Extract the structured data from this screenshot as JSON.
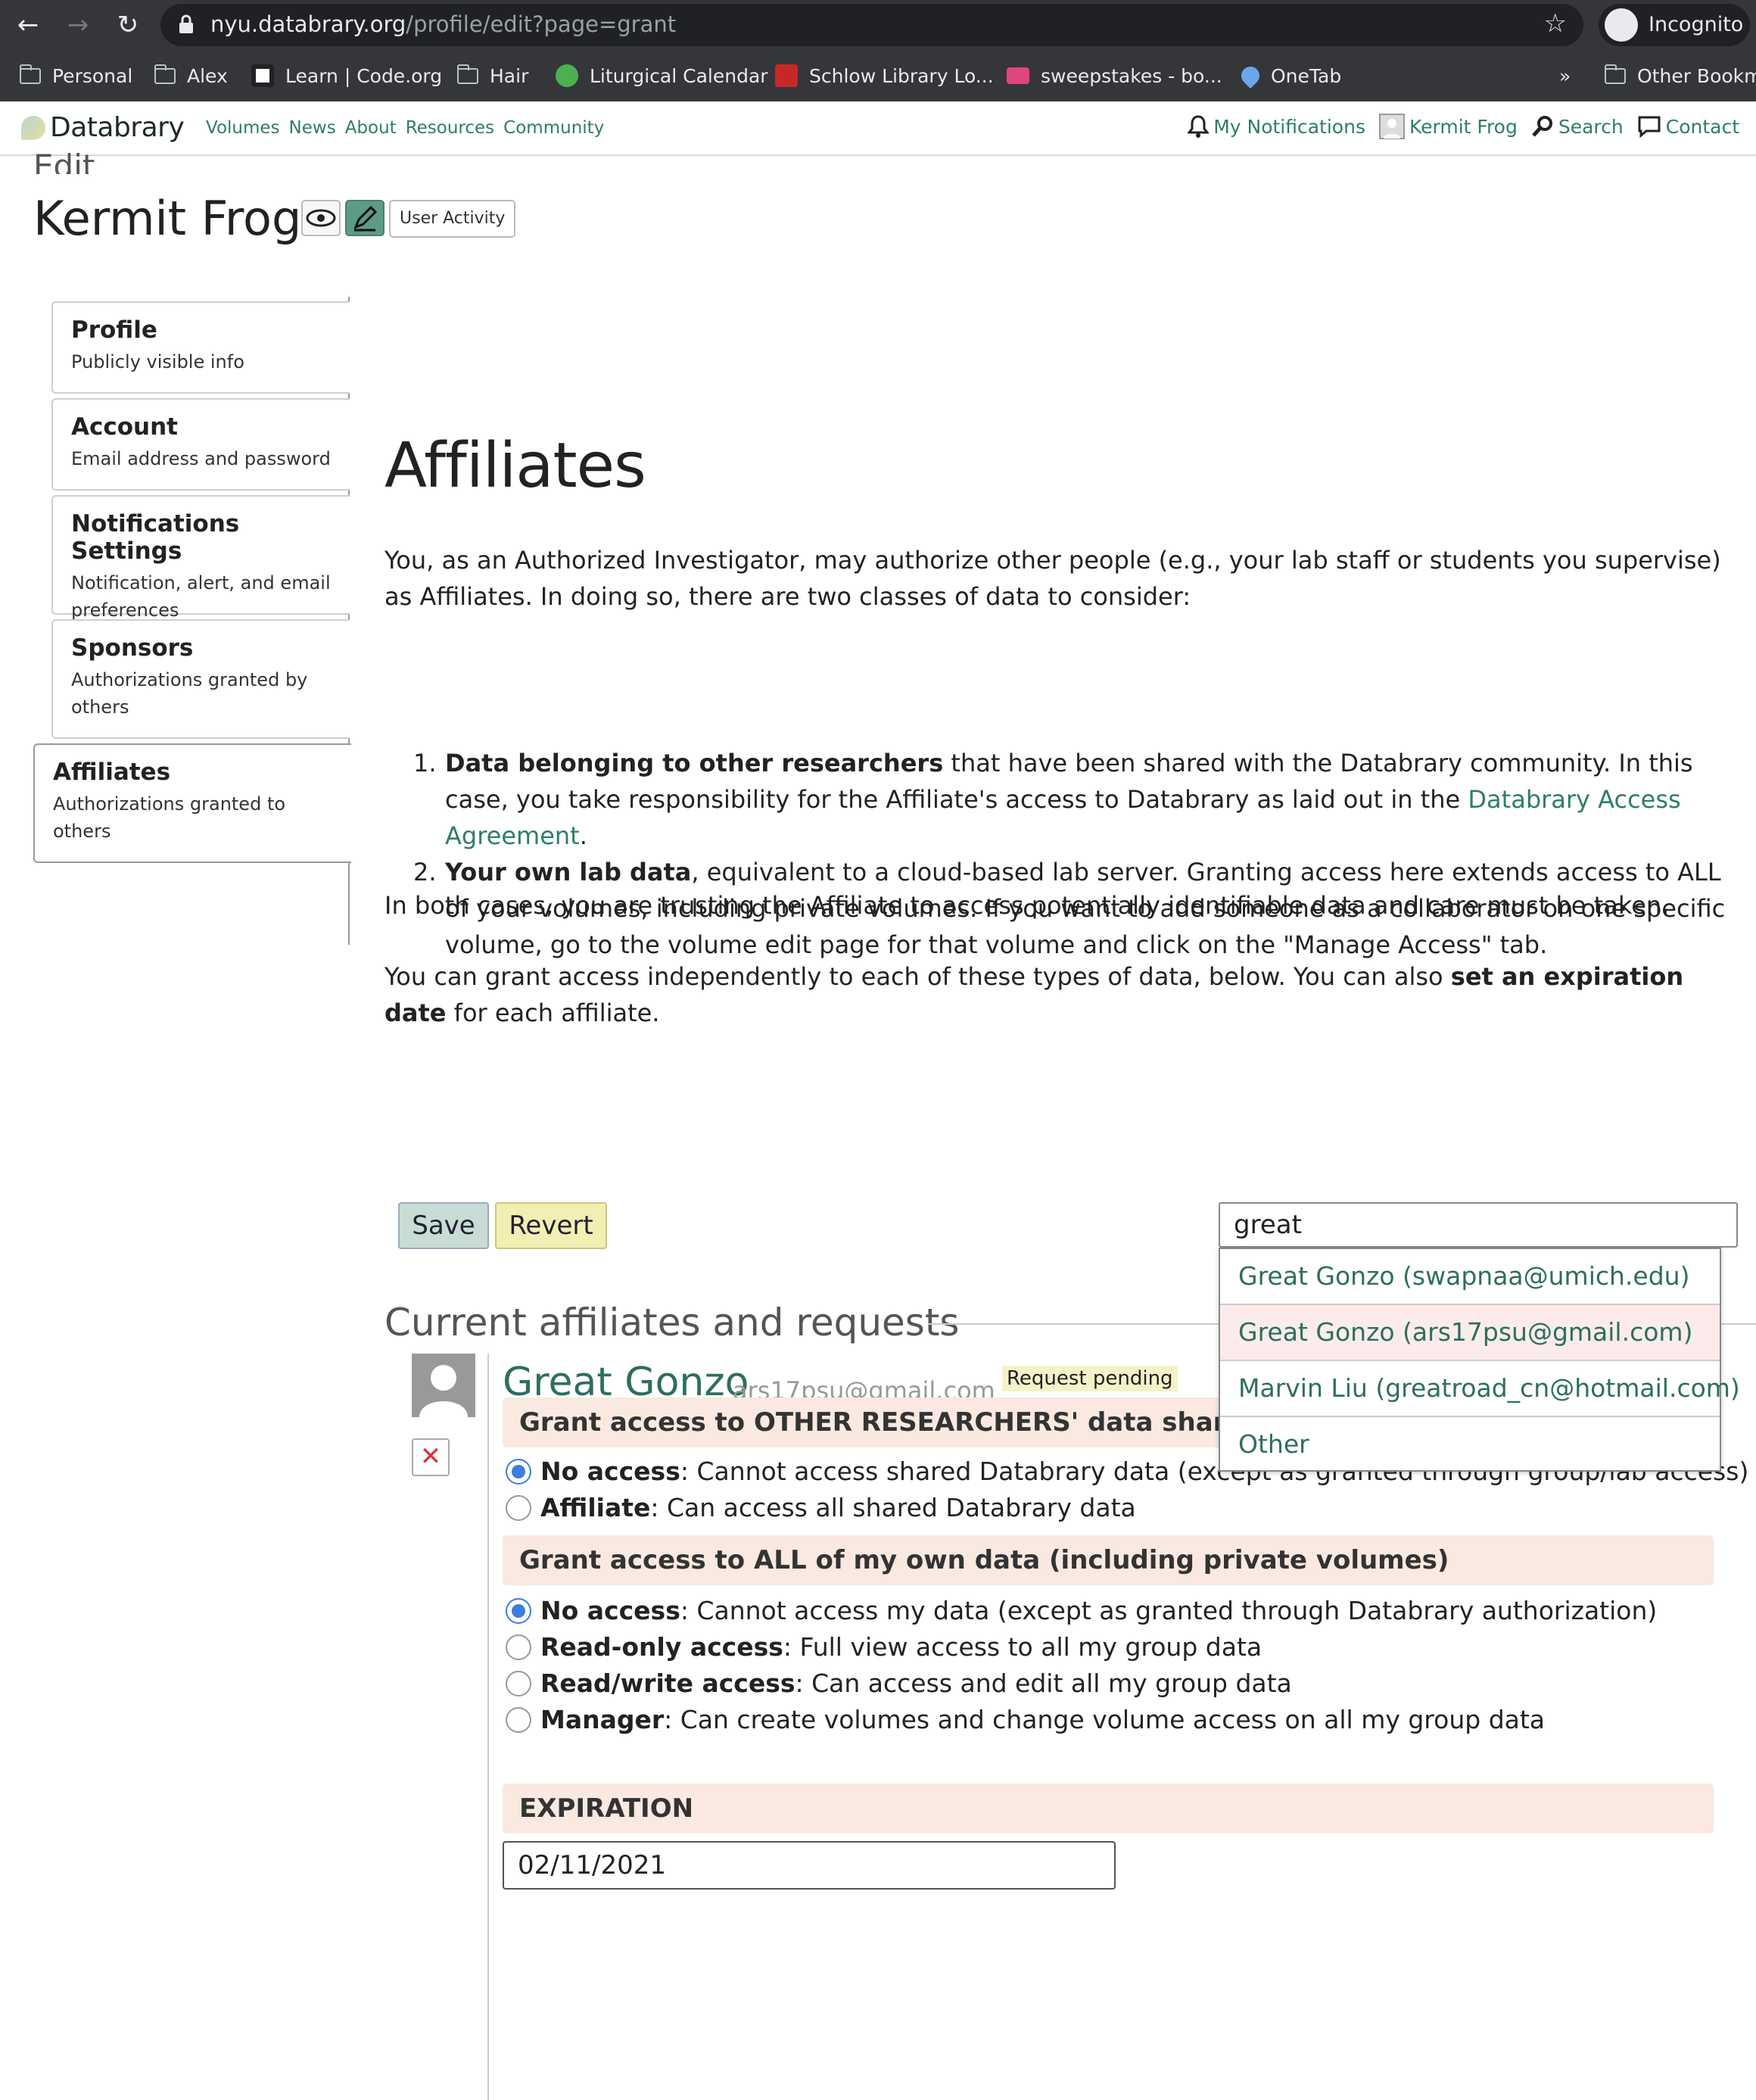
{
  "browser": {
    "url_host": "nyu.databrary.org",
    "url_path": "/profile/edit?page=grant",
    "incognito_label": "Incognito",
    "bookmarks": [
      "Personal",
      "Alex",
      "Learn | Code.org",
      "Hair",
      "Liturgical Calendar",
      "Schlow Library Lo...",
      "sweepstakes - bo...",
      "OneTab"
    ],
    "more": "»",
    "other_bookmarks": "Other Bookma"
  },
  "site": {
    "logo": "Databrary",
    "nav": [
      "Volumes",
      "News",
      "About",
      "Resources",
      "Community"
    ],
    "right_nav": {
      "notifications": "My Notifications",
      "user": "Kermit Frog",
      "search": "Search",
      "contact": "Contact"
    }
  },
  "page": {
    "edit_label": "Edit",
    "profile_name": "Kermit Frog",
    "user_activity": "User Activity"
  },
  "sidebar": [
    {
      "title": "Profile",
      "subtitle": "Publicly visible info"
    },
    {
      "title": "Account",
      "subtitle": "Email address and password"
    },
    {
      "title": "Notifications Settings",
      "subtitle": "Notification, alert, and email preferences"
    },
    {
      "title": "Sponsors",
      "subtitle": "Authorizations granted by others"
    },
    {
      "title": "Affiliates",
      "subtitle": "Authorizations granted to others"
    }
  ],
  "main": {
    "heading": "Affiliates",
    "intro": "You, as an Authorized Investigator, may authorize other people (e.g., your lab staff or students you supervise) as Affiliates. In doing so, there are two classes of data to consider:",
    "list": [
      {
        "num": "1.",
        "bold": "Data belonging to other researchers",
        "text1": " that have been shared with the Databrary community. In this case, you take responsibility for the Affiliate's access to Databrary as laid out in the ",
        "link": "Databrary Access Agreement",
        "text2": "."
      },
      {
        "num": "2.",
        "bold": "Your own lab data",
        "text1": ", equivalent to a cloud-based lab server. Granting access here extends access to ALL of your volumes, including private volumes. If you want to add someone as a collaborator on one specific volume, go to the volume edit page for that volume and click on the \"Manage Access\" tab."
      }
    ],
    "trust": "In both cases, you are trusting the Affiliate to access potentially identifiable data and care must be taken.",
    "grant_a": "You can grant access independently to each of these types of data, below. You can also ",
    "grant_bold": "set an expiration date",
    "grant_b": " for each affiliate.",
    "save": "Save",
    "revert": "Revert",
    "search_value": "great",
    "dropdown": [
      "Great Gonzo (swapnaa@umich.edu)",
      "Great Gonzo (ars17psu@gmail.com)",
      "Marvin Liu (greatroad_cn@hotmail.com)",
      "Other"
    ],
    "section_title": "Current affiliates and requests",
    "affiliate": {
      "name": "Great Gonzo",
      "email": "ars17psu@gmail.com",
      "status": "Request pending",
      "remove": "✕",
      "others_heading": "Grant access to OTHER RESEARCHERS' data shared on Databrary",
      "others_options": [
        {
          "bold": "No access",
          "text": ": Cannot access shared Databrary data (except as granted through group/lab access)",
          "checked": true
        },
        {
          "bold": "Affiliate",
          "text": ": Can access all shared Databrary data",
          "checked": false
        }
      ],
      "own_heading": "Grant access to ALL of my own data (including private volumes)",
      "own_options": [
        {
          "bold": "No access",
          "text": ": Cannot access my data (except as granted through Databrary authorization)",
          "checked": true
        },
        {
          "bold": "Read-only access",
          "text": ": Full view access to all my group data",
          "checked": false
        },
        {
          "bold": "Read/write access",
          "text": ": Can access and edit all my group data",
          "checked": false
        },
        {
          "bold": "Manager",
          "text": ": Can create volumes and change volume access on all my group data",
          "checked": false
        }
      ],
      "expiration_heading": "EXPIRATION",
      "expiration_value": "02/11/2021"
    }
  },
  "colors": {
    "accent": "#2e7d6a",
    "band": "#f9e9e0",
    "radio": "#3b7de0"
  }
}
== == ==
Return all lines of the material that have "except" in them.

          "text": ": Cannot access shared Databrary data (except as granted through group/lab access)",
          "text": ": Cannot access my data (except as granted through Databrary authorization)",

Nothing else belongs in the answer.